“3 months later, I had to leave my store. The council said I was blocking the road with my costumers,”added Awadia.

She was looking for a new location. Her many responsibilities encouraged her to persevere against all odds.

Her final stop was her current restaurant. Located only a few minutes away from the Omdurman-Khartoum bridge . It’s next to “Coach Fresh Juices”, a tiny store managed by the former coach of the Hilal Club.

“First Awadia used to tell people that she is situated right next to Coach Fresh , now I tell people I’m next to Awadia Fishes”, said the Coach.

He helped her get the first venue and he also helped her expand into her new restaurant. Her old store is currently where everything is prepared, the new one is modern and caters to families.

Even on a Sunday afternoon, I struggled to find an empty table. It was packed, cars were blocking the road, more people kept arriving. As I entered the restaurant, I saw a group of young women at a table talking and enjoying the fish. The tables are not very close together, giving each group much-needed privacy.

Decades ago, when Awadia, a young girl disabled by polio embarked on a difficult journey called life, she didn’t know what to expect. Through her work as a tea-lady, she served sweet cups of tea to thousands of workers and fishermen. She also inspired poets who came everyday to work on the banks of the nile.

Despite her non-existent educational background, disability and bad luck, she continued to make the best out of each and every opportunity.

Outside her restaurant, a BMW, two land-cruisers and many fancy cars are parked. All her costumers know her by name. They greet her as they walk from their cars to “Awadia Fishes” to eat her signature fish in the comfort of a modern restaurant.

She sits outside in the boiling sun observing her business as if she is a mother watching her baby growing up. Strikingly tall with strong features, she obviously spends a fair amount of time as the observed as well.

2 comments:

ALVARO GÓMEZ CASTRO said...

Hi, I have been visiting your blog. ¡Congratulations for your work! I invite you to visit my blog about literature, philosophy and films:
http://alvarogomezcastro.over-blog.es

Greetings from Santa Marta, Colombia

kohlline said...

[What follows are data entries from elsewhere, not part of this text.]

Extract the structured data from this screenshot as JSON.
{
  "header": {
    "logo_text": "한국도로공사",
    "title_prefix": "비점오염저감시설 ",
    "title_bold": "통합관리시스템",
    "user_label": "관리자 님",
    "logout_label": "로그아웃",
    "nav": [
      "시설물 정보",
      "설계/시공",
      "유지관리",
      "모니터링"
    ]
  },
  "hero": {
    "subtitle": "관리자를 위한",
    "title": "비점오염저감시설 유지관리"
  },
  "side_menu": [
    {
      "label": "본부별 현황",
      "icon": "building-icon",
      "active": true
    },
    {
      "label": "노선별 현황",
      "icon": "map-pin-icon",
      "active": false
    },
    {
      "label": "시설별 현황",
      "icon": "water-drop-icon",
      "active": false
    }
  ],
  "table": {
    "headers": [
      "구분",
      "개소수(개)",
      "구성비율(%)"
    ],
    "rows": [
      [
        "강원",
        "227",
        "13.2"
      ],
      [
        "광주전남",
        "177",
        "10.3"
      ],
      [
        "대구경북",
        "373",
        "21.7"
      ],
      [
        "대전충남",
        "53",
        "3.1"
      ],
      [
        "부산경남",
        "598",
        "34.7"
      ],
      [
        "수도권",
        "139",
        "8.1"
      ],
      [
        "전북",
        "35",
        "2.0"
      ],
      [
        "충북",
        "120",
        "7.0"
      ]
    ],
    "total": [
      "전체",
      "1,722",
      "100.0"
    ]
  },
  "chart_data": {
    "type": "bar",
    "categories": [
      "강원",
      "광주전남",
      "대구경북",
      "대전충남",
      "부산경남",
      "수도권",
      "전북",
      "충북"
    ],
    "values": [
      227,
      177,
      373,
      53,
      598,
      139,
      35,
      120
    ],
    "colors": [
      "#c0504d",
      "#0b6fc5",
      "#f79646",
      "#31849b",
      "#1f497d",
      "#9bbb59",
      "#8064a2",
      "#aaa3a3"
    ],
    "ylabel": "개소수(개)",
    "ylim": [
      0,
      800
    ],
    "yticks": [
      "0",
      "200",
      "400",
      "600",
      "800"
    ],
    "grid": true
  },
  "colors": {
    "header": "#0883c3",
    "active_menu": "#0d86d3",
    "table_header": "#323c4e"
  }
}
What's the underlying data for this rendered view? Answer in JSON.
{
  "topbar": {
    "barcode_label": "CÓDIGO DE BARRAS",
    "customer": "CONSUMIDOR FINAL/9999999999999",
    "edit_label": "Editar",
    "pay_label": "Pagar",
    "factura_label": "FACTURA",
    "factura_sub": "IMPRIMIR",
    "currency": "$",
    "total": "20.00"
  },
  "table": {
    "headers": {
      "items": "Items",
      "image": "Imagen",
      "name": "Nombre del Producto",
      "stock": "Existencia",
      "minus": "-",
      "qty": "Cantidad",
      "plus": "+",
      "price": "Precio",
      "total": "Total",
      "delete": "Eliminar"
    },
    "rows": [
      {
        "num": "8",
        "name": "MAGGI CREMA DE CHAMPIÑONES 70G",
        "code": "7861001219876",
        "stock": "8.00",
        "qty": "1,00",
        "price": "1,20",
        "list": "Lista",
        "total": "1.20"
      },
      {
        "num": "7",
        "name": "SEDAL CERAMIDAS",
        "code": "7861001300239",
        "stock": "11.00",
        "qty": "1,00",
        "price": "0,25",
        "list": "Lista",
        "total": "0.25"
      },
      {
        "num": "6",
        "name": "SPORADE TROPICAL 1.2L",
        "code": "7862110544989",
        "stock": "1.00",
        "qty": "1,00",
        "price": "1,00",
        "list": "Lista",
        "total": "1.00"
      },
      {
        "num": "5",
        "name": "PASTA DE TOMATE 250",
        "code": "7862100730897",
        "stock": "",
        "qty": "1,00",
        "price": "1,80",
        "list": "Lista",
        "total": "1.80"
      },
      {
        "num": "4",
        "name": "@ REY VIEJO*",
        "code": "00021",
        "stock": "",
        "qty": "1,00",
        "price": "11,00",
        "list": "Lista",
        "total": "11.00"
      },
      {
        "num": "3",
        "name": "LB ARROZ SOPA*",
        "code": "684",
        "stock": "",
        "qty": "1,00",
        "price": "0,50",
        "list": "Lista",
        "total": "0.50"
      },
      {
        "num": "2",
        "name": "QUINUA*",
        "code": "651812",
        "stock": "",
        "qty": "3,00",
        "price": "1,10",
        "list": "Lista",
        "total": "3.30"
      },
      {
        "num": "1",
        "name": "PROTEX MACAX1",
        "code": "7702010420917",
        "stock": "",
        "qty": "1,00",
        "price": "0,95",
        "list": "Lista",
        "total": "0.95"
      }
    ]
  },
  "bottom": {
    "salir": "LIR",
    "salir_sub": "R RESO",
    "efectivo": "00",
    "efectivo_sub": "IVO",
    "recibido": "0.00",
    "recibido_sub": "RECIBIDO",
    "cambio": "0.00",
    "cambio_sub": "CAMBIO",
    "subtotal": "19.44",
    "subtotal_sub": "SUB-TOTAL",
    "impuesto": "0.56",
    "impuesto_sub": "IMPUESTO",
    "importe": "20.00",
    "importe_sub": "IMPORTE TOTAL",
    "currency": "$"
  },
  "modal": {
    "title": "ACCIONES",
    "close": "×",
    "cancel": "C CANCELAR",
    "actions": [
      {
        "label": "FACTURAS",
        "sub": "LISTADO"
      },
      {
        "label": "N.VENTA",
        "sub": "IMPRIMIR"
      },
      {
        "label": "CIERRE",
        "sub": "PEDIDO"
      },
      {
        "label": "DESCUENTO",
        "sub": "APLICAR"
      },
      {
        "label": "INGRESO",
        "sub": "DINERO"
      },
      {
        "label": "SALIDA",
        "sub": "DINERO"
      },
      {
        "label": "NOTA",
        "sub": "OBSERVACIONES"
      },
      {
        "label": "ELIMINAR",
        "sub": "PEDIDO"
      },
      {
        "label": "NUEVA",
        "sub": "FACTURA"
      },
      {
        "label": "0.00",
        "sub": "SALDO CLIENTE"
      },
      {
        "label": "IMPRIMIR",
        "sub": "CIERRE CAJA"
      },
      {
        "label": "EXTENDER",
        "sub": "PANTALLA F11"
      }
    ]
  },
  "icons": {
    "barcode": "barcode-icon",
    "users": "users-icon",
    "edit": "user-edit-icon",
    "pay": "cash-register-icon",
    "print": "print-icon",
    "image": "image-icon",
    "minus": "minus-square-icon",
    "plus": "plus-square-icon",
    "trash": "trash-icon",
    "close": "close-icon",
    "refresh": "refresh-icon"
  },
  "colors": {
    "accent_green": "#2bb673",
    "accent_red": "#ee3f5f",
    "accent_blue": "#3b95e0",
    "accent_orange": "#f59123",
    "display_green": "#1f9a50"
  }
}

This is really a great story of an amazing woman. I am glad that I found your blog. I am into women studies and anything related to women, however, I feel that relying too much on books and text books has lately distant me from the real women I read about whom I once knew back in Sudan. I hope I get to visit and meet Awadia myself one day while visiting Sudan. Thank you for the wonderful story and I will be back to keep up with your blog.